Thirty years ago this week, the United States went to war. After months of amassing a military presence in the Middle East, all in response to Iraq’s invasion of Kuwait, bombs starting falling on Baghdad on January 17, 1991. An operation known as Operation Desert Shield ceded the tactical map to one dubbed Operation Desert Storm. Anyone hoping that the wind-down of the Cold War might mean a quieter stretch for the land of free was hit with the realization that a nation that expands ungodly amounts of its budget on hammers is helplessly inclined to see every geopolitical challenge as a great big nail.
When the war started, I was an undergraduate student at the University of Wisconsin – Stevens Point, giving my time and my heart to the college radio station. Because Operation Desert Storm launched in January, the school was in the midst of its winter break. With the student population largely scattered to their family homes across the Upper Midwest, the station operated on a skeleton crew and a slightly shortened broadcast day, but it was on the air. I remember being with a station cohort in a campus-area bar, sipping on a local libation and occupying the corner where the arcade games gobbled our quarters. The establishment’s usual blare of music dropped out, and the television volume went up so we could all hear the initial reports offers by CNN. By instinct, my friend and I realized we should be at the station.
We weren’t the only ones. Despite the fact that the students who were in leadership roles didn’t need to be on campus at the time, and, unlike during the semester, weren’t being paid for their time (or, given our meager allotment of resources and the demands of the positions, a portion of their time), many of them arrived at the station at the same time as the two of us that had scurried away from the tavern. We told the DJ on air that they could head out for the night and turned over our airwaves to the continuous audio coverage provided by the Associated Press Radio Network. And then we debated what else we could do, what else we should do. We took seriously that we were stewards of public airwaves. Together, as student leaders, we had a responsibility.
For the next few hours, we worked. One student, a political science and history major, knew people in those university departments who could be interviewed for perspective on the region and the military strikes. We contacted our district’s representative in Congress and got him to agree to a brief interview. A couple of students took the remote broadcasting unit, purchased mostly with the intent of airing college hockey games, and went to our community’s downtown, where we were confident a protest would be taking place. We assembled information, wrote copy, and developed a structure for our own news program. At 9:00 p.m., we turned down the network feed we’d been relying on and aired out own special report.
I look back with adoration on the entirety of my college radio experience, but that night in January holds the single hour that gives me the most pride. We all had our own opinions, but those didn’t seep into the broadcast.
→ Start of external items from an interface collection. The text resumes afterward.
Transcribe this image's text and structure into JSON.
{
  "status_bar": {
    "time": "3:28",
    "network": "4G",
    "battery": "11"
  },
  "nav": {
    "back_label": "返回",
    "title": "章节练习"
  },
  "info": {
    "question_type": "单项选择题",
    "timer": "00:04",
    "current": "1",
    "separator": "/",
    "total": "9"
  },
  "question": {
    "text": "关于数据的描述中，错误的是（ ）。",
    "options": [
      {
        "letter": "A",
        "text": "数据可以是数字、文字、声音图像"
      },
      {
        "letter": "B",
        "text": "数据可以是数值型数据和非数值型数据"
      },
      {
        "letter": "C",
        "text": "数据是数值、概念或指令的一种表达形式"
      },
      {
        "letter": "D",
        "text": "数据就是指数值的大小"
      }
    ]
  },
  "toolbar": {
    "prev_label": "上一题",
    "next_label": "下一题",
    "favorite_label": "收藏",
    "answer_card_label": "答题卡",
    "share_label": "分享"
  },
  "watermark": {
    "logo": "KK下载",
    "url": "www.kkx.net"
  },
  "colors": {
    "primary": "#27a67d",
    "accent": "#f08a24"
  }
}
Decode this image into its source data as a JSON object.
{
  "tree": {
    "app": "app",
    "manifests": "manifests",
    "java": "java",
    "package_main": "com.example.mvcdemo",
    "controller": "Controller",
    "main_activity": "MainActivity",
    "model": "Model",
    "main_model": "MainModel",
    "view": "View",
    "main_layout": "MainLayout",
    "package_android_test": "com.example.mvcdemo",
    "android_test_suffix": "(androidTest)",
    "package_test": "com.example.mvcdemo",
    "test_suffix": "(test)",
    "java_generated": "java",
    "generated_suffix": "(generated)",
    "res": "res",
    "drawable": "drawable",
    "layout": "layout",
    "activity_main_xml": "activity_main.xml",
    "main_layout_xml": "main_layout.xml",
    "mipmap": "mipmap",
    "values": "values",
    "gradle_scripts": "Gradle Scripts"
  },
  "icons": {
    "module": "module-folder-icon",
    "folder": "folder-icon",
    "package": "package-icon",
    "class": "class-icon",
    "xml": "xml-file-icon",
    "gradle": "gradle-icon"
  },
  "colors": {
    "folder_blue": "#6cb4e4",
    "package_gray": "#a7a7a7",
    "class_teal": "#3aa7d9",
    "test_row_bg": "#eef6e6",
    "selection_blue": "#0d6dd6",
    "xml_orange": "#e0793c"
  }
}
We delivered the facts, relied on the expertise of others, and did everything we could to make sure that our little outlet on the left end of the FM dial served the public interest, convenience, and necessity that evening. For us, it was a duty. And it was a privilege.
Previous entries in this series can be found by clicking on the “Radio Days” tag.